Last January, Thomas Chandler Gailey and Buddy Nix came up with a plan to rebuild a moribund franchise. They would build through the draft, while supplementing the roster with less-than-marquee, free agent acquisitions. Chan came in with a reputation of making the most out of what he had. Buddy has been scouting and evaluating talent for years. In Chan, Nix tried to find a head coach that could tap the potential of the players he brought in. To that point, 14 games in, the Bills are probably the most competitive 4-win team in recent memory.
For all of his faults, Dick Jauron did a great job uniting the locker room. This is a galvanized group that plays for each other. It seems like whenever a player makes a mistake, another player steps up and answers. Watching them play together, I just get the feeling they all want to battle to the death with each other. The importance of locker room chemistry cannot be overstated in the NFL. A perfect example of this would be the Texans. While I think they’re very overrated at times, they are a much better squad than their record would indicate. That team is just not built for success though, as indicated by the skirmish between teammates yesterday. It appeared that Titan offensive lineman Leroy Harris went for the knees of Houston’s DE Antonio Smith, which is a huge no-no for football players. Their knees are their livelihood, just ask Joe Namath. Smith and Harris began mixing it up, so Texans LB Brian Cushing ran over to break it up before things escalated. Instead, Smith (who incidentally is a team captain) went after Cushing, tearing off his helmet and drawing a 15-yard penalty for the Texans. That’s a sign of a locker room that needs a change up. Meanwhile, Chan has been able to keep these guys close together despite the drastic change that the team incurred the past off-season. One of my favorite quotes was from Shawne Merriman. When asked whether or not he would return to Buffalo next season, he said “If I did it will be because of the guys the[y] are great.”
Chan’s time in Dallas gave him a valuable learning experience, despite being fired a mere two seasons into his tenure.
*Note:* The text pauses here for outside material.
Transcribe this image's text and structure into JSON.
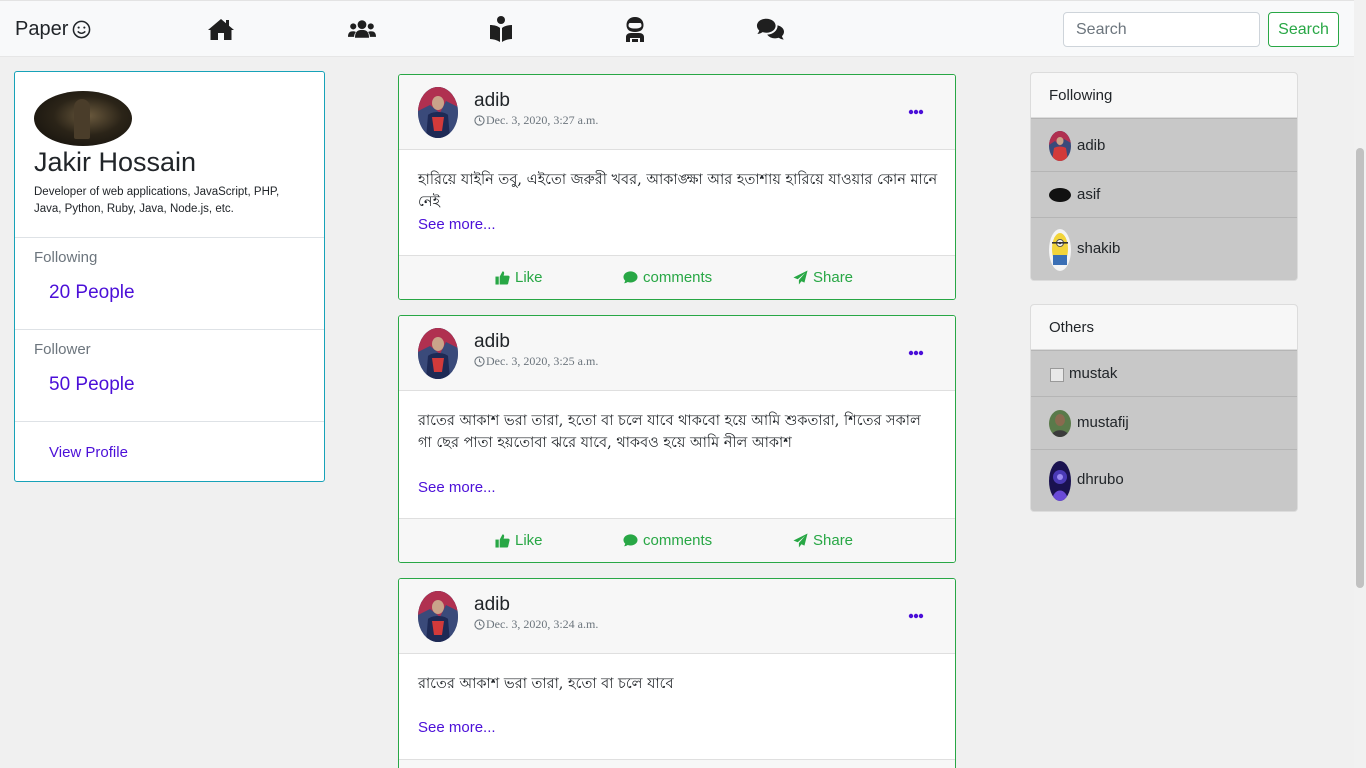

He had to manage the egos and characters of Michael Irvin, Emmitt Smith, Leon Lett, Nate Newton, and Deion Sanders among others. It takes a good head coach to manage people with differing personalities, which Gailey has shown an aptitude for doing. While it is way too early to really make judgment calls, Gailey seems to have that innate balance between being a disciplinarian and a “player’s coach.” He is fiery when he needs to break players down, and he is uplifting when his guys need to be built back up. I loved the way the Chan handled the young, extroverted Stevie Johnson after his meltdown outing against Pittsburgh. He told him, “In this business, there are two types of people–the humble and the humbled. If you’re not in the first group, you will be in the second group some point in time.” His interactions with the Joker over the course of the season have been calculated, in my opinion. He exchanged words with Stevie after his mock-shooting in New England cost the Bills 15 yards. When Johnson basked in the media spotlight following his dominant game against Cincinnati, Gailey didn’t blow smoke up his…umm…nose. He tried to keep him in check. Your coach needs to be able to figure out what each player needs to stay motivated and hungry.
Considering how grueling it can be to play call and be head coach, I was skeptical on this aspect when it was first announced. Gailey has resoundingly proved me wrong thus far. He has the guts to call whatever he likes whenever he likes. Chan bucks conventional wisdom, and is always surprising me and opposing defenses. The Bills have to be in the Top 5 in the NFL in using 4WR spreads in situations less than 3rd and 4. The offense keeps defenses off-balance and while it is hardly the 49ers of the ’80s, it does show potential. Speaking of potential, the defense continues to improve every week. The team limited the Fins to 65 net yards on the ground. Last week, the Bills dominated both trenches, which is why we were able to out-muscle Cleveland in what was supposed to be the Peyton Hillis Show.
This team continues to overachieve because they are cohesive and well-coached. The players have been quoted all year as saying how prepared they were for the game, they just didn’t execute it. The Bills are a team on the rise and I can feel it. At 4-10, it may seem like a stretch. However, a closer look reveals the nature of the team. Besides losses to GB, NYJ, and MIN, the Bills have been in every game. For arguments sake, we’ll turn any loss by one score or less into a win, and our record would be 9-5. We’ve lost to the Ravens, Steelers, Bears, and Chiefs by a combined 12 points. Their combined records? 38-17 (the Bears haven’t played their week 15 game yet). With a few more pieces, this team has quick turnaround written all over them and Gailey has been integral. I’m Billieving in Chan being the man.